The Nazis were also guilty of a wide range of war crimes during the war. Hitler’s policies of mass extermination, forced labour, and the creation of concentration camps led to the deaths of millions of innocent people. Jews were the primary targets of the Nazis’ campaign of genocide, as they were seen by the Nazi regime as a threat to German racial purity.
The Nazis used a policy of total war, in which civilian populations were targeted for terror, enslavement and extermination. They encouraged their troops to commit atrocities against civilians in occupied territories, including mass killings and the deportation of millions of people to concentration camps. These actions were carried out with impunity, as the victims were often too powerless to resist.
Allied Response and End of the War
The Allied Powers responded to Hitler’s aggression by launching a series of campaigns and invasions that eventually led to the defeat of Nazi Germany. The Allies, led by Britain, the United States and the Soviet Union, sought to rid Europe of the Nazi regime and to bring peace and stability to the region. The United States, Britain and the Soviet Union created the Grand Alliance which was the basis of the Allied victory.
The Allied Powers launched a series of campaigns against the Germans and Japanese in the years after 1939. These campaigns included a massive aerial bombing campaign against Germany, the storming of the beaches of Normandy, and the liberation of Europe from Nazi rule. The Allies also launched an invasion of Japan in 1945, which led to the surrender of the Japanese government.
By 1945, Nazi Germany had been defeated and the Allies had achieved their goal of defeating Hitler and restoring peace and stability to the region. On 8 May 1945, Germany officially surrendered and World War II had come to an end.
Aftermath of World War II
The aftermath of World War II was far-reaching.
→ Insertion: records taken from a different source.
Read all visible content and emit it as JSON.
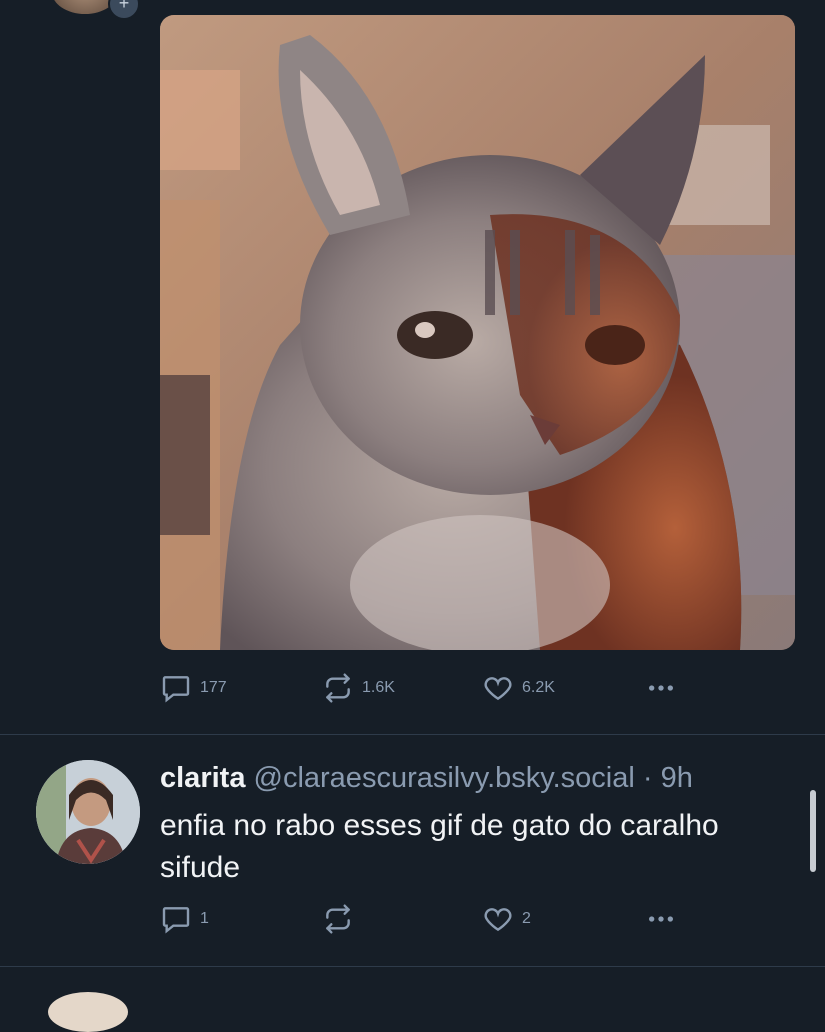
{
  "top_post": {
    "media_alt": "",
    "actions": {
      "replies": "177",
      "reposts": "1.6K",
      "likes": "6.2K"
    }
  },
  "reply_post": {
    "display_name": "clarita",
    "handle": "@claraescurasilvy.bsky.social",
    "time": "· 9h",
    "text": "enfia no rabo esses gif de gato do caralho sifude",
    "actions": {
      "replies": "1",
      "reposts": "",
      "likes": "2"
    }
  },
  "icons": {
    "reply": "speech-bubble-icon",
    "repost": "repost-arrows-icon",
    "like": "heart-icon",
    "more": "ellipsis-icon",
    "follow": "plus-icon"
  },
  "colors": {
    "background": "#161e27",
    "muted_text": "#8a9bb0",
    "divider": "#2e3b4a",
    "primary_text": "#f1f3f5"
  }
}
The war crippled much of Europe and caused millions of deaths and millions more injuries. The conflict also brought about a historic change in political power, as the Allied Powers emerged victorious and the old empires of Europe were destroyed. World War II also marked the beginning of the Cold War between the United States and the Soviet Union, who were the two great superpowers of the post-war era.
The war also exposed the horror of the Nazi regime and its horrific policies of genocide and mass extermination. The victorious Allies held the Nazi leaders accountable for their crimes, and war criminals were brought to justice. The Holocaust, which was a genocide against the Jews, was recognized as one of the worst crimes in human history.
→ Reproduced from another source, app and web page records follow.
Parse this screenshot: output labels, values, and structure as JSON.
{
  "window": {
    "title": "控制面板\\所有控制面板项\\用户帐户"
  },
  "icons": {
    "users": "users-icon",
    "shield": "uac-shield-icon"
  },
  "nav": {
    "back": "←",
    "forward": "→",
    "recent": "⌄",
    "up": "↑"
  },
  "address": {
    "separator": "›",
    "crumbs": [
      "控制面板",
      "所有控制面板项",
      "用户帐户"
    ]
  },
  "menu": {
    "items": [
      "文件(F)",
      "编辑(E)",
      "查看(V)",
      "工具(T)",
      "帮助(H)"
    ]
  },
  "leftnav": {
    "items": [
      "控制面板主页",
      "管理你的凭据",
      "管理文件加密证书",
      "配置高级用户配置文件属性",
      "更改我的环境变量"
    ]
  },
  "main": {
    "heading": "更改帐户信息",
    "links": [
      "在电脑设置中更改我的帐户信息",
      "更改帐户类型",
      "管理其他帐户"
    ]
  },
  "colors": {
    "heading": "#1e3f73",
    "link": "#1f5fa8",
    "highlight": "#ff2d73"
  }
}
World War II had a lasting impact on the world and shaped the modern era. It changed the face of Europe and the shape of the global geopolitical landscape. The conflict also brought about an end to colonialism, as many of the European nations that had held colonies were weakened by the war.
Adolf Hitler and the Nazis were the ultimate cause of World War II. Hitler’s policies of expansionism, militarism, and racism, coupled with his desire to create a ‘Greater Germany’, led to the start of the war in Europe. When Hitler invaded Poland on 1 September 1939, Britain and France declared war on Germany, thus starting the most destructive conflict in human history. Nazi Germany was ultimately defeated by the Allies in 1945, and the world was changed forever.